Selfies have become a part of our everyday life and culture. Even if you do not take or post selfies yourself, you most likely have seen many of them in your social media news feeds. If you do not use social media, then you have probably seen someone taking a selfie in a gym, at the seaside, or in a café. And you have definitely heard people’s skeptical opinions about them.
Katrin Tiidenberg, a post-doc at the Aarhus University and Associate Professor of social media and visual culture at Tallinn University, has been researching selfies for seven years now. While in the early stages of research she carried out for her PhD dissertation, she was more interested in people’s behaviour on social media and how it affected their identity, she soon discovered the power of images. “I did not expect that, but selfies dragged me along, abducted me,” she said.
This spring, her book Selfies: Why We Love (and Hate) Them was published, bringing a rich and nuanced analysis of selfie culture to its readers. Tiidenberg’s book shows how selfies gain their meanings, illustrates different selfie practices, explores how selfies make us feel (and why they even have the power to make us feel anything at all) and unpacks how selfie practices and selfie-related norms have changed or might change in the future.

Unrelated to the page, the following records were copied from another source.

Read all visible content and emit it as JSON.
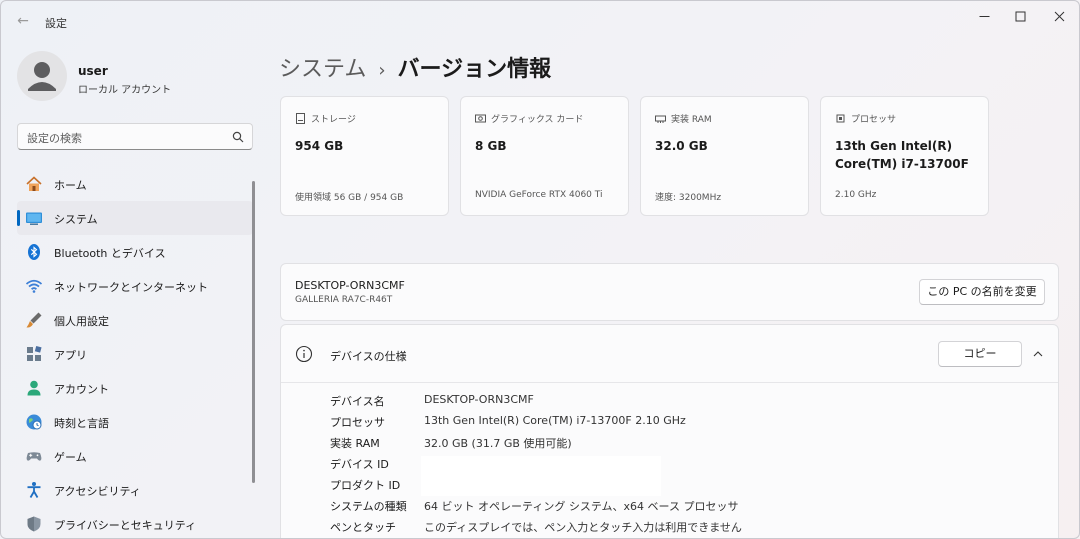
{
  "titlebar": {
    "title": "設定",
    "back_icon": "back-arrow-icon"
  },
  "profile": {
    "name": "user",
    "account_type": "ローカル アカウント"
  },
  "search": {
    "placeholder": "設定の検索"
  },
  "nav": {
    "items": [
      {
        "label": "ホーム",
        "icon": "home-icon"
      },
      {
        "label": "システム",
        "icon": "system-icon",
        "active": true
      },
      {
        "label": "Bluetooth とデバイス",
        "icon": "bluetooth-icon"
      },
      {
        "label": "ネットワークとインターネット",
        "icon": "network-icon"
      },
      {
        "label": "個人用設定",
        "icon": "personalization-icon"
      },
      {
        "label": "アプリ",
        "icon": "apps-icon"
      },
      {
        "label": "アカウント",
        "icon": "accounts-icon"
      },
      {
        "label": "時刻と言語",
        "icon": "time-language-icon"
      },
      {
        "label": "ゲーム",
        "icon": "gaming-icon"
      },
      {
        "label": "アクセシビリティ",
        "icon": "accessibility-icon"
      },
      {
        "label": "プライバシーとセキュリティ",
        "icon": "privacy-icon"
      }
    ]
  },
  "breadcrumb": {
    "parent": "システム",
    "separator": "›",
    "current": "バージョン情報"
  },
  "cards": [
    {
      "label": "ストレージ",
      "value": "954 GB",
      "sub": "使用領域 56 GB / 954 GB",
      "icon": "storage-icon"
    },
    {
      "label": "グラフィックス カード",
      "value": "8 GB",
      "sub": "NVIDIA GeForce RTX 4060 Ti",
      "icon": "gpu-icon"
    },
    {
      "label": "実装 RAM",
      "value": "32.0 GB",
      "sub": "速度: 3200MHz",
      "icon": "ram-icon"
    },
    {
      "label": "プロセッサ",
      "value": "13th Gen Intel(R) Core(TM) i7-13700F",
      "sub": "2.10 GHz",
      "icon": "processor-icon"
    }
  ],
  "pc": {
    "name": "DESKTOP-ORN3CMF",
    "model": "GALLERIA RA7C-R46T",
    "rename_label": "この PC の名前を変更"
  },
  "specs": {
    "title": "デバイスの仕様",
    "copy_label": "コピー",
    "rows": [
      {
        "key": "デバイス名",
        "value": "DESKTOP-ORN3CMF"
      },
      {
        "key": "プロセッサ",
        "value": "13th Gen Intel(R) Core(TM) i7-13700F   2.10 GHz"
      },
      {
        "key": "実装 RAM",
        "value": "32.0 GB (31.7 GB 使用可能)"
      },
      {
        "key": "デバイス ID",
        "value": ""
      },
      {
        "key": "プロダクト ID",
        "value": ""
      },
      {
        "key": "システムの種類",
        "value": "64 ビット オペレーティング システム、x64 ベース プロセッサ"
      },
      {
        "key": "ペンとタッチ",
        "value": "このディスプレイでは、ペン入力とタッチ入力は利用できません"
      }
    ]
  },
  "colors": {
    "accent": "#0067c0"
  }
}
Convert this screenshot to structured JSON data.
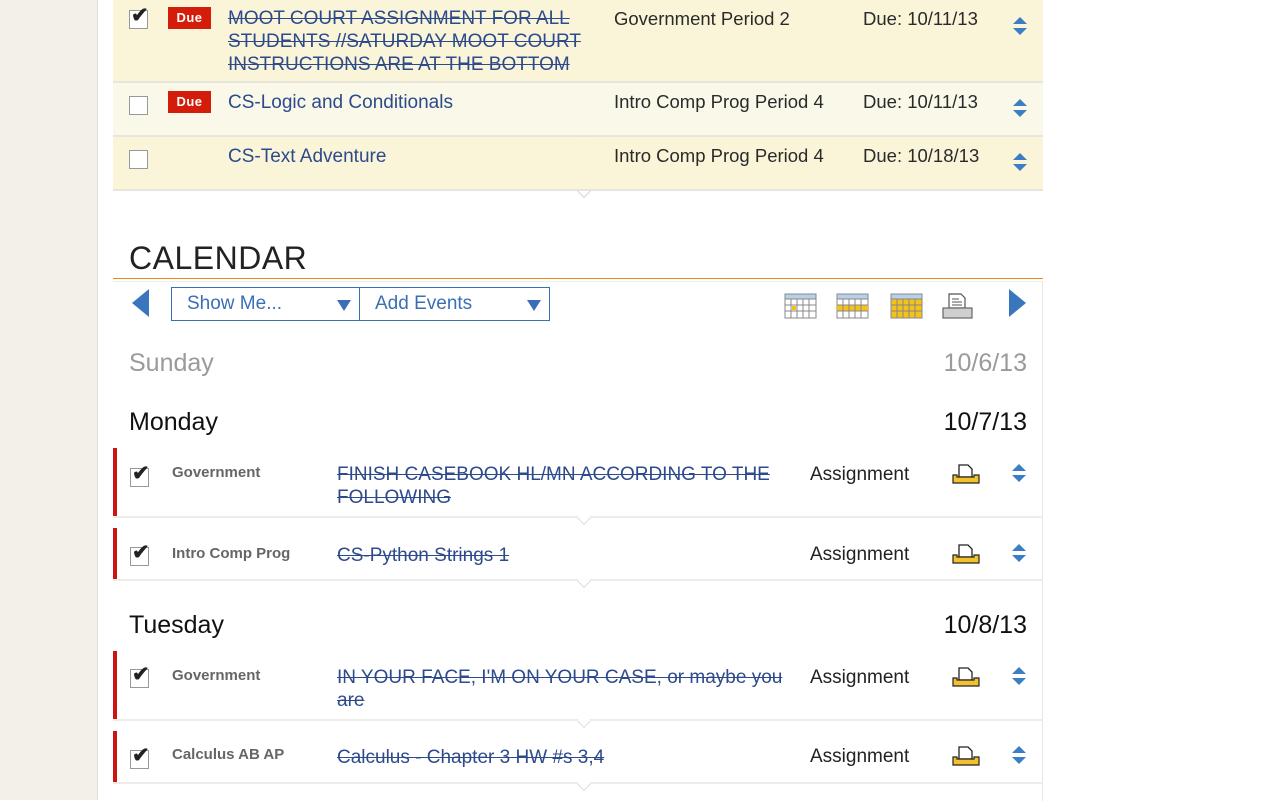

Constantly changing cultural phenomena
“Selfies have so many different meanings: they are sometimes self-reflexive or even therapeutic tools for understanding and accepting oneself. Furthermore, they fulfill two important needs – becoming somebody and belonging to a group,” she noted.
Tiidenberg delineates five social functions of selfies: 1.) self-presentation (aiding in the understanding of oneself); 2.) interaction (flirting, joking, conflict-confronting, etc.); 3.) expression of feelings (remembering, celebrating, grieving); 4.) self-expression (telling stories, protesting, etc.); and 5.) self-branding or monetizing the attention generated via selfies.
The last function is an aspect so-called “influencer culture” and is one of the functions that has significantly increased in recent years, Tiidenberg mentioned. She added that although the social functions have been present since selfie-culture appeared ten or so years ago, selfies still are like every other culture phenomena – they are constantly changing. “For example, poses, leg positions, and facial gestures evolve. The “duck face” used to be common few years ago, but it isn’t anymore,” she explained.
For better orientation
In her research, Tiidenberg used many different methods. First, she observed one group of Tumblr users for seven years; conducting up to five different interviews with some individual informants. She observed blogs and the usage of text, hashtags and pictures during the course of her research. In addition she conducted some hashtag driven studies on Instagram. All combined, it provided her with a lot of material to analyse. “I believe it is necessary to combine different methods, because otherwise we can not get the full picture. Only interviewing or only looking at pictures would probably be biased or misleading,” she noted.
In addition to substantive empirical findings, she has, throughout her years of research, contributed to ongoing theoretical and methodological development and discussions. Her theoretical inferences could help interpret identity and self-representation, while her methodological ones may help other researchers with investigating visual culture, social media culture and self presentation in a networked world.
“An everyday practice like taking selfies reflects our norms and values. However, upon a closer look, it becomes apparent that understanding phenomena like selfie practices can significantly contribute to the development of our critical literacy, which is important when living in a network-based society,” Tiidenberg noted. She added that critical literacy is an ability to select and interpret information in an engaged manner, which should help us notice the power relations built into that information.
Written by Marii Kangur
This article was funded by the European Regional Development Fund through Estonian Research Council.